JOHN: Cherchesov. He really overachieved with the talent available to him. Terek played some inspired, team football and the team played hard for their fans and Coach. He may have been a bit too reactive at times, but in the end it worked, and Terek were very close to making Europe.
9) WORST COACH OF THE YEAR:
ANDY: Valery Karpin (Spartak). Though Karpin did not begin the season on the Red and White bench, he brought Unai Emery over in the summer and, following the Spaniard’s dismissal in November, returned as Spartak coach. Unfortunately for Spartak supporters, Karpin didn’t improve matters. Despite a miraculous 4th-place finish, Spartak picked up just 22 points over 13 matches, slightly worse than Emery’s 29 points/17 matches. Karpin doesn’t appear to be going anywhere, but even if Spartak have a great season in 2013-2014, this year was an unqualified failure.
PAVEL: Unai Emery\Valeriy Karpin (Spartak)

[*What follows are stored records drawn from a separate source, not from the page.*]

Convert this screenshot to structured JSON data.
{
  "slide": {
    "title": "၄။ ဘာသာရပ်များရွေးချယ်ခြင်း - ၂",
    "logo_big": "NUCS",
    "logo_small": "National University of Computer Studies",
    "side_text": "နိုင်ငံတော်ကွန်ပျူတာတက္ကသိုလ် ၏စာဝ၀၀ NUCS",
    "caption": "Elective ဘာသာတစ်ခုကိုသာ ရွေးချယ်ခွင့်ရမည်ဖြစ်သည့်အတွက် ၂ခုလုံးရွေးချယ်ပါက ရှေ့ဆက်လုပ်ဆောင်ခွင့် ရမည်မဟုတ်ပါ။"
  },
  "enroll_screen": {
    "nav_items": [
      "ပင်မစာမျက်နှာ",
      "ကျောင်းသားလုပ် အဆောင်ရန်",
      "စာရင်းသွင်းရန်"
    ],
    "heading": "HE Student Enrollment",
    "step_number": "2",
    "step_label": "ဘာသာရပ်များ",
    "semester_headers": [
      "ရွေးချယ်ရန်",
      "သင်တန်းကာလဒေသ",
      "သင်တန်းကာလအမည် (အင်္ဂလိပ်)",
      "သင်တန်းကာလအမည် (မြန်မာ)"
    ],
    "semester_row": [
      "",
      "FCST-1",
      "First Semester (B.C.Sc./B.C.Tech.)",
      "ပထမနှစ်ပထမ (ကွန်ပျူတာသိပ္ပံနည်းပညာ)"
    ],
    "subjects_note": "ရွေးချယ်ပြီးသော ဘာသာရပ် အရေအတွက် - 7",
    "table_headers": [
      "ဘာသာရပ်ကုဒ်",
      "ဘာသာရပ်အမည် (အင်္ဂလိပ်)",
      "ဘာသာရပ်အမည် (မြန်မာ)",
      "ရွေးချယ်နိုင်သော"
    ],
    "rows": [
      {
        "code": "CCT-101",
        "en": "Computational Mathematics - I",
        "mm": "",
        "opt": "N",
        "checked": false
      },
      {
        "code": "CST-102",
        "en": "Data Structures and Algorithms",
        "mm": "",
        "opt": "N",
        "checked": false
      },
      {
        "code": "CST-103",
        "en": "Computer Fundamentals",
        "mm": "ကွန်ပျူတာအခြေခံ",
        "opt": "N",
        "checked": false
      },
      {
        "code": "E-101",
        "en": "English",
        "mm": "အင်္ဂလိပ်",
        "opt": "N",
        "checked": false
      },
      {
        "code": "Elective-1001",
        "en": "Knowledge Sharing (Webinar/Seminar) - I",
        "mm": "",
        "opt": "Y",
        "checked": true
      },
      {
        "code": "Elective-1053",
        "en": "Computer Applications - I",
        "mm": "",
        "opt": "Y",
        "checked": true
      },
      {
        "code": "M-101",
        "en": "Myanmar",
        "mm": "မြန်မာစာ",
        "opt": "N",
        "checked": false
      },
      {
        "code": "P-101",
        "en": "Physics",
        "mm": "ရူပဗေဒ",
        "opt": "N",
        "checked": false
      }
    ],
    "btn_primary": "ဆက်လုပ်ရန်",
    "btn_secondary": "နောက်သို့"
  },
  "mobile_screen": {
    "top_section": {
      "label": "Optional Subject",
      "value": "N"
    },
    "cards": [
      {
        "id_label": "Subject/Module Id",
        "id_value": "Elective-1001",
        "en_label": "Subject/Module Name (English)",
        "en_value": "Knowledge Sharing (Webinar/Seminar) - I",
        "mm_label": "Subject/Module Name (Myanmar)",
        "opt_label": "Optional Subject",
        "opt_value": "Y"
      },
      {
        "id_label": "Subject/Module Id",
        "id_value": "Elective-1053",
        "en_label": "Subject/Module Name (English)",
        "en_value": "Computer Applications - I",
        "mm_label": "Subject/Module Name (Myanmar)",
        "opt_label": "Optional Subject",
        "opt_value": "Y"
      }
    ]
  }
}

CONNOR: The Gazzaev father/son combination. Together they took a team of decent players and got them to finish bottom and without an away win all season.
ROB: Slaven Bilic (Lokomotiv). Big contract and big budgets, but tactically naive and unable to get his side motivated. Overspent on a team of fragile players, and now the club can’t afford the compensation to sack him and move on. Has been given time to come up with some sort of crisis management plan, but the damage has been done. Rumours are that the board have demanded top three next year, which is a million miles away at the moment.
JOHN: Alania were so bad, and fell apart with so little fight, that this spot has to belong to one of the Gazzaev’s. Early in the season the younger Gazzaev played naïve and open but gained points. By the second half of the season, when the team of some talented players needed to show some fight to stay up, they folded under the older Gazzaev. All around terrible coaching and a sad end to the one year in the top flight.
10) DRAMATIC INCIDENT OF THE YEAR:
ANDY: There can only be one choice in this category – the called off Dinamo – Zenit match in November, in which Dinamo goalie Anton Shunin was nearly hit with a flare from the Zenit away stand. Dinamo led at the time, 1-0, and was later awarded a technical win, 3-0. Zenit protested the result, complaining that football matches shouldn’t be decided behind closed doors, and many point to that incident as the spark for Zenit’s subsequent push to organize a United Championship between Russian and Ukraine. The incident also helped push along legislative efforts to curb fan misbehavior at stadiums.
PAVEL: Dinamo-Zenit suspended match.
CONNOR: The Anton Shunin flare incident.
ROB: Dinamo 3-0 Zenit, AKA the Shunin flare incident. Not massively dramatic at the time in terms of the visuals, but what it led to has been remarkable. Zenit threw their toys out of the pram and threatened to leave the league, the United Championship idea really began to take shape, and the club taking the result to the Court of Arbitration for Sport threw the whole title race into doubt until the last possible minute. It still seems to have left a bad taste in the mouth, Zenit have made no friends in the process, and it could rumble on for some time.